Latin Proverbs, Mottoes, Phrases, and Words: Group R

(classical-language maxims, slogans, adages, proverbs, and words of wisdom that can still capture our modern imagination)

Expressions of general truths: Latin to English maxims, proverbs, and mottoes

Word entries are from Latin unless otherwise indicated.

Res in cardine est. (Latin proverb)
Translation: "The matter is on a door hinge."

Another translation is "We are facing a crisis."

Res ipsa loquitur.
The matter speaks for itself.

Another translation is, "The thing itself speaks." In a trial involving an accident, the damage is evident; the defendant must prove that the accident was not due to negligence on his part.

Respice, auspice, prospice.
Look to the past, the present, the future.

Motto of The City College, City University of New York, New York City, New York, USA. It is also translated as, "Look back, look at the present, look to the future" or "Examine the past, examine the present, examine the future."

Rixatur de lana caprina.(Latin proverb)
He quarrels over goat's hair.

"He quibbles over straws." Fabric woven of wool was prized, fabric woven of goat's hair was not.

Roman Republic, The
The Roman Republic was established in 509 B.C. after the overthrow of the last of the seven kings, Tarquinius Superbus. It was superseded by the Roman Empire in 27 B.C.
Recipe; take.

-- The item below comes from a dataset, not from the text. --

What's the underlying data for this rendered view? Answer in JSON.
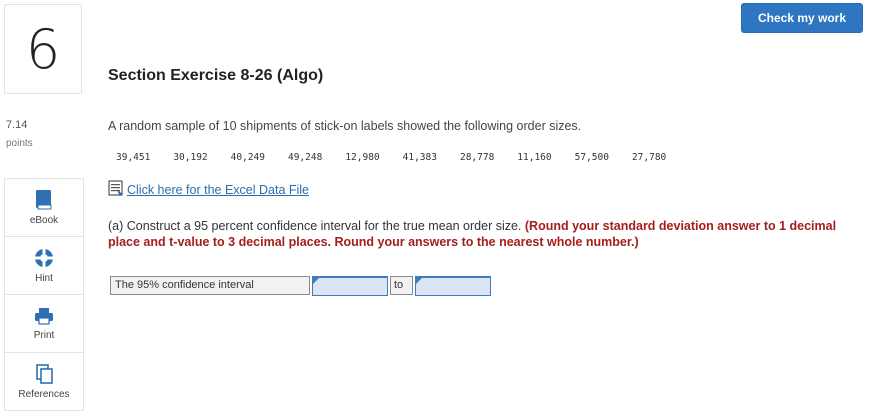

An abbreviation used at the beginning of a medical prescription. This has been a symbol used by pharmacists since ancient times. There is supposed to be a slant bar across the base of the R (℞) and it represents the sign of the Roman god Jupiter, under whose special protection all medicines were placed.

The letter itself and its flourish may be paraphrased: "Under the good auspices of Jove, the patron of medicines, take the following drugs in the proportions set down."

Pointing to a page about a kleptomaniac Units of mottoes and proverbs listed by groups: A to X.